When Peach finished grade school, she was choosing between two schools of interest—arts versus science and math. She was contemplating to either study at Pisay or at the Philippine High School for the Arts (PHSA) since she is also very creative and comes from a family or artists.
One could say fate played a part in Peach’s decision to take the science route. Having missed the deadline for the submission of requirements in PHSA, she ended up applying only at Pisay and passed.
“Pinaka naging interested talaga ako sa biology kasi gusto kong nalalaman ang explanation sa mga bagay-bagay. Paano sila nangyayari,” she tells ANCX. “Nung nag-start na magkaroon kami ng lessons about DNA, about cells, super naging interesting sa akin yun.

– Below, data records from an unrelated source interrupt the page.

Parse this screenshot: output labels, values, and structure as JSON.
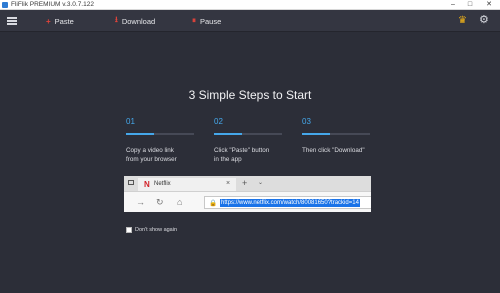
{
  "window": {
    "title": "FliFlik PREMIUM  v.3.0.7.122",
    "minimize": "–",
    "maximize": "□",
    "close": "✕"
  },
  "toolbar": {
    "paste_label": "Paste",
    "paste_icon": "+",
    "download_label": "Download",
    "download_icon": "⭳",
    "pause_label": "Pause",
    "pause_icon": "⏸",
    "crown_icon": "♛",
    "settings_icon": "⚙"
  },
  "main": {
    "title": "3 Simple Steps to Start",
    "steps": [
      {
        "number": "01",
        "line1": "Copy a video link",
        "line2": "from your browser"
      },
      {
        "number": "02",
        "line1": "Click \"Paste\" button",
        "line2": "in the app"
      },
      {
        "number": "03",
        "line1": "Then click \"Download\"",
        "line2": ""
      }
    ],
    "accent_color": "#45a7ea"
  },
  "browser": {
    "tab_logo": "N",
    "tab_title": "Netflix",
    "tab_close": "×",
    "new_tab": "+",
    "tab_menu": "⌄",
    "back": "→",
    "refresh": "↻",
    "home": "⌂",
    "lock": "🔒",
    "url": "https://www.netflix.com/watch/80081650?trackid=14"
  },
  "footer": {
    "dont_show_label": "Don't show again",
    "dont_show_checked": false
  }
}
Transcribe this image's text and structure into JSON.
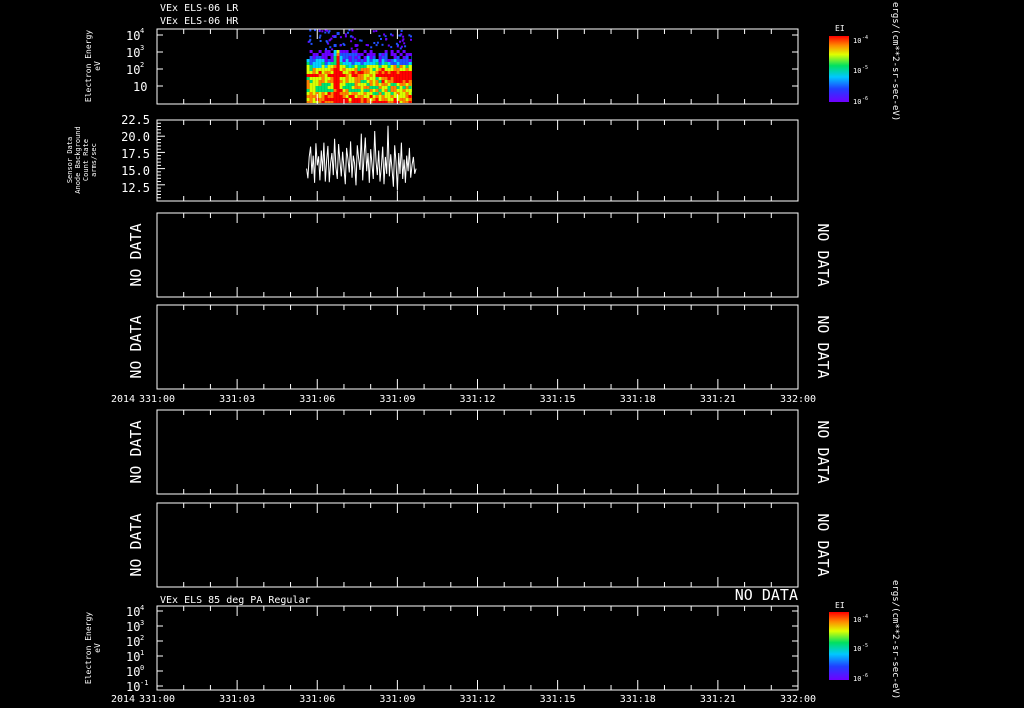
{
  "header": {
    "line1": "VEx ELS-06 LR",
    "line2": "VEx ELS-06 HR",
    "bottom_title": "VEx ELS 85 deg PA Regular"
  },
  "x_axis": {
    "year_label": "2014",
    "ticks": [
      "331:00",
      "331:03",
      "331:06",
      "331:09",
      "331:12",
      "331:15",
      "331:18",
      "331:21",
      "332:00"
    ],
    "major_tick_hours": [
      0,
      3,
      6,
      9,
      12,
      15,
      18,
      21,
      24
    ],
    "range_hours": [
      0,
      24
    ]
  },
  "no_data_text": "NO DATA",
  "panels": [
    {
      "id": "energy-spectrogram",
      "ylabel": [
        "Electron Energy",
        "eV"
      ],
      "yticks": [
        "10",
        "10",
        "10",
        "10"
      ],
      "ytick_exponents": [
        "4",
        "3",
        "2",
        ""
      ],
      "colorbar": {
        "title": "EI",
        "unit": "ergs/(cm**2-sr-sec-eV)",
        "ticks": [
          "10",
          "10",
          "10"
        ],
        "tick_exponents": [
          "-4",
          "-5",
          "-6"
        ]
      }
    },
    {
      "id": "sensor-data",
      "ylabel": [
        "Sensor Data",
        "Anode Background",
        "Count Rate",
        "arms/sec"
      ],
      "yticks": [
        "22.5",
        "20.0",
        "17.5",
        "15.0",
        "12.5"
      ]
    },
    {
      "id": "empty-panel-3",
      "left_label": "NO DATA",
      "right_label": "NO DATA"
    },
    {
      "id": "empty-panel-4",
      "left_label": "NO DATA",
      "right_label": "NO DATA"
    },
    {
      "id": "empty-panel-5",
      "left_label": "NO DATA",
      "right_label": "NO DATA"
    },
    {
      "id": "empty-panel-6",
      "left_label": "NO DATA",
      "right_label": "NO DATA"
    },
    {
      "id": "pa-spectrogram",
      "ylabel": [
        "Electron Energy",
        "eV"
      ],
      "yticks": [
        "10",
        "10",
        "10",
        "10",
        "10",
        "10"
      ],
      "ytick_exponents": [
        "4",
        "3",
        "2",
        "1",
        "0",
        "-1"
      ],
      "right_label": "NO DATA",
      "colorbar": {
        "title": "EI",
        "unit": "ergs/(cm**2-sr-sec-eV)",
        "ticks": [
          "10",
          "10",
          "10"
        ],
        "tick_exponents": [
          "-4",
          "-5",
          "-6"
        ]
      }
    }
  ],
  "chart_data": {
    "type": "line",
    "title": "VEx ELS-06 LR",
    "xlabel": "",
    "ylabel": "Sensor Data Anode Background Count Rate arms/sec",
    "x_range_hours": [
      0,
      24
    ],
    "ylim": [
      10,
      22.5
    ],
    "series": [
      {
        "x": [
          5.6,
          5.65,
          5.7,
          5.75,
          5.8,
          5.85,
          5.9,
          5.95,
          6.0,
          6.05,
          6.1,
          6.15,
          6.2,
          6.25,
          6.3,
          6.35,
          6.4,
          6.45,
          6.5,
          6.55,
          6.6,
          6.65,
          6.7,
          6.75,
          6.8,
          6.85,
          6.9,
          6.95,
          7.0,
          7.05,
          7.1,
          7.15,
          7.2,
          7.25,
          7.3,
          7.35,
          7.4,
          7.45,
          7.5,
          7.55,
          7.6,
          7.65,
          7.7,
          7.75,
          7.8,
          7.85,
          7.9,
          7.95,
          8.0,
          8.05,
          8.1,
          8.15,
          8.2,
          8.25,
          8.3,
          8.35,
          8.4,
          8.45,
          8.5,
          8.55,
          8.6,
          8.65,
          8.7,
          8.75,
          8.8,
          8.85,
          8.9,
          8.95,
          9.0,
          9.05,
          9.1,
          9.15,
          9.2,
          9.25,
          9.3,
          9.35,
          9.4,
          9.45,
          9.5,
          9.55,
          9.6,
          9.65,
          9.7
        ],
        "values": [
          15.0,
          13.5,
          16.8,
          18.4,
          14.2,
          17.0,
          12.8,
          18.9,
          15.5,
          16.9,
          13.2,
          17.8,
          14.6,
          19.0,
          13.0,
          16.2,
          18.5,
          12.9,
          15.8,
          17.4,
          14.0,
          19.6,
          15.2,
          13.4,
          18.8,
          16.0,
          13.8,
          17.6,
          15.0,
          12.6,
          18.2,
          16.4,
          14.4,
          19.2,
          13.6,
          17.0,
          15.8,
          12.4,
          18.6,
          16.6,
          14.8,
          20.4,
          13.2,
          16.8,
          19.8,
          14.6,
          17.4,
          12.8,
          18.0,
          15.6,
          13.4,
          20.8,
          16.2,
          14.0,
          17.8,
          13.0,
          15.4,
          18.4,
          12.6,
          16.8,
          14.2,
          21.6,
          13.8,
          17.2,
          15.0,
          12.2,
          18.6,
          16.0,
          11.6,
          17.4,
          14.2,
          19.0,
          13.4,
          16.4,
          12.8,
          17.0,
          14.6,
          18.2,
          13.6,
          15.6,
          16.8,
          14.2,
          15.0
        ]
      }
    ],
    "spectrogram": {
      "x_range_hours": [
        5.6,
        9.7
      ],
      "y_range_eV_log10": [
        0,
        4.2
      ],
      "colorscale": [
        "#6a00ff",
        "#2050ff",
        "#00d0ff",
        "#00e070",
        "#d8ff00",
        "#ff8000",
        "#ff0000"
      ]
    }
  }
}
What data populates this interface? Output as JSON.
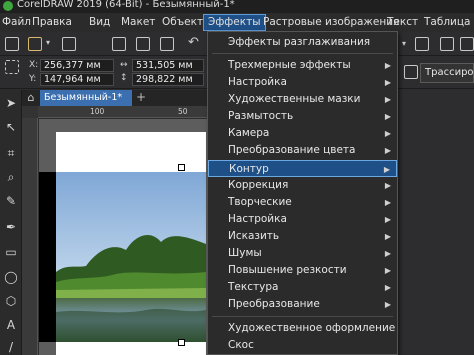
{
  "window": {
    "title": "CorelDRAW 2019 (64-Bit) - Безымянный-1*"
  },
  "menubar": {
    "items": [
      {
        "label": "Файл"
      },
      {
        "label": "Правка"
      },
      {
        "label": "Вид"
      },
      {
        "label": "Макет"
      },
      {
        "label": "Объект"
      },
      {
        "label": "Эффекты"
      },
      {
        "label": "Растровые изображения"
      },
      {
        "label": "Текст"
      },
      {
        "label": "Таблица"
      }
    ],
    "active_index": 5
  },
  "propertybar": {
    "x_label": "X:",
    "y_label": "Y:",
    "x_value": "256,377 мм",
    "y_value": "147,964 мм",
    "w_value": "531,505 мм",
    "h_value": "298,822 мм",
    "trace_label": "Трассирова"
  },
  "document": {
    "tab_label": "Безымянный-1*",
    "add_tab_symbol": "+"
  },
  "ruler": {
    "top_ticks": [
      "100",
      "50"
    ]
  },
  "effects_menu": {
    "items": [
      {
        "label": "Эффекты разглаживания",
        "submenu": false
      },
      {
        "sep": true
      },
      {
        "label": "Трехмерные эффекты",
        "submenu": true
      },
      {
        "label": "Настройка",
        "submenu": true
      },
      {
        "label": "Художественные мазки",
        "submenu": true
      },
      {
        "label": "Размытость",
        "submenu": true
      },
      {
        "label": "Камера",
        "submenu": true
      },
      {
        "label": "Преобразование цвета",
        "submenu": true
      },
      {
        "label": "Контур",
        "submenu": true,
        "highlighted": true
      },
      {
        "label": "Коррекция",
        "submenu": true
      },
      {
        "label": "Творческие",
        "submenu": true
      },
      {
        "label": "Настройка",
        "submenu": true
      },
      {
        "label": "Исказить",
        "submenu": true
      },
      {
        "label": "Шумы",
        "submenu": true
      },
      {
        "label": "Повышение резкости",
        "submenu": true
      },
      {
        "label": "Текстура",
        "submenu": true
      },
      {
        "label": "Преобразование",
        "submenu": true
      },
      {
        "sep": true
      },
      {
        "label": "Художественное оформление",
        "submenu": false
      },
      {
        "label": "Скос",
        "submenu": false
      }
    ]
  },
  "colors": {
    "accent": "#1e4f86",
    "tab_active": "#3b6fb0",
    "logo": "#3ea63e"
  }
}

Sabi ko, parang ito ang gusto kong i-take.”
She decided to take up Molecular Biology in UP, and eventually worked at the International Rice Research Institute (IRRI), where her work involved developing more nutritious rice varieties.
She gets to harness her artistic side illustrating for science journals. Just as she finds ways to make complex concepts understandable with the right words, she is able to do the same through her drawings.
“I think part ng success sa science ay pag kaya mong i-communicate at i-illustrate yung science in a way na mas madaling maintindihan at ma-appreciate ng ibang tao,” Peach says. “Lagi kasi kaming may mga presentation, seminars, at papers na mas makakatulong kung may clear na illustration. Kaya thankful ako na meron akong ganung talent na nakuha ko from my family. So parang ‘soft’ skill siya na naging advantage talaga.”
Peach says working on scientific research is not easy. It means putting in long hours even on weekends, whipping out an air bed and sleeping in the lab, sometimes even at Christmas time. There’s a lot of experimenting and therefore a lot of failures—which can sometimes put so many months of work to waste. “Sometimes, it can also be really isolating. Marami sa PhD students dito na nade-depress,” Peach reveals.
The field is also highly competitive, and their advisers and lab heads really push them hard. “Kapag kasi naunahan kami ng other groups, possible na hindi kami makakuha ng funding. Cutthroat talaga ang competition, lalo dito sa US.”
What continues to drive the Pinay scientist other than the thrill of discovery is knowing that her research could eventually lead to knowledge that can help the world. “Sa IRRI, yun yung healthier rice varieties. In my work at University of Michigan, it’s the possibility that it can lead to the design of new drugs or therapeutic strategies that can cure diseases.”
Photos courtesy of Peach Arines